About Pandemic Prowling: In this series, Pandemic Prowling, I share stories about my travels across 4 continents (Asia, N. America, S. America, Africa) amidst the outbreak of Covid19.
Onward to Chile?
About the Wiser Next Week Series: These entries will involve posting my book, Wiser Next Week, chapter by chapter, freely available to the public. Additionally, I’ll be recounting a story about something I’ve learned based on the chapter’s topic since the months that have past when the book was published in December 2018.
When I was in college, I held a couple jobs. One of which was as a “runner” in my school’s dining hall. Basically, I cleaned, served food, refilled foodstuffs (beverage machines and sauces) and any other supporting service that didn’t involve cooking. Besides working and mooching free food, I got to know a lot of the other people that worked there, especially the older cooks and why they were working a low wage job at an advanced age. But that’s for another discussion.
One of the cooks that was there was an undergrad student like me and by coincidence we were both part of the accounting program.
As such we shared many of the same classes. It was the beginning of the semester so our class schedules weren’t set yet. We were swapping tales about our classes during some down time in the dining hall.
I brought up one accounting elective I was enrolled in and how much work it was. The student cook replied,

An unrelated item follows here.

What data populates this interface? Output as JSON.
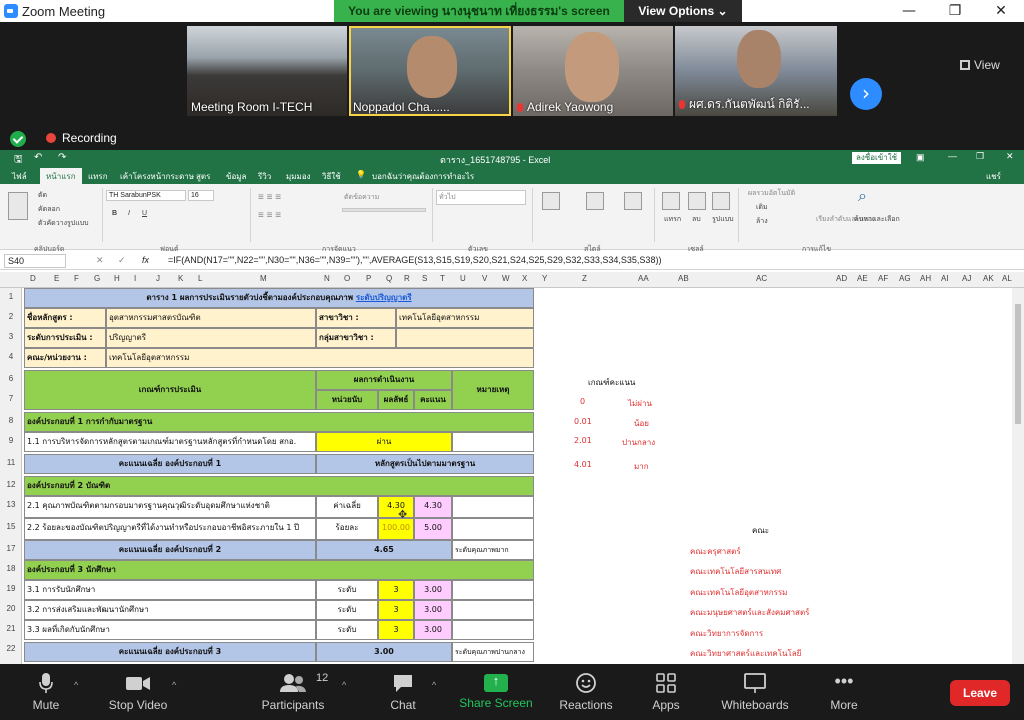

“Yo man there’s another accounting elective you can take instead, it’s with this lawyer dude and he’s super chill. It’s one 3 hour class a week but he let’s you out early and there’s no homework. Easy A.”
I had no idea this class existed. This other student had no reason to lie to me so I took the leap of faith and switched classes. And he was right, easy A. I just sat around and sorta paid attention for 2 hours a week. It allowed me to reallocate time for the nightmarishly difficult accounting class I had.
The principle I leveraged was this:
There are common pitfalls to be observed, noted, and avoided. Leverage the experience of others to your advantage by making it part of your own curriculum. Take note on what has worked for those who achieved the things you want before you versus what has not, and integrate it into your own system. Remember that the purpose of learning is to help you get what you want.
Use Guinea Pigs
Even if you are the adventurous type like me, there is no way that you will be the pioneer for everything. So if you are going after X but have not done so yet, the information you have at your disposal will be inferior to someone that has been there done that.
So the logical thing to do is to take the experience they have from actually doing the task and add it to your own arsenal of tools.
Here is the “On Learning“ chapter of Wiser Next Week. Take it and implement it into your own life.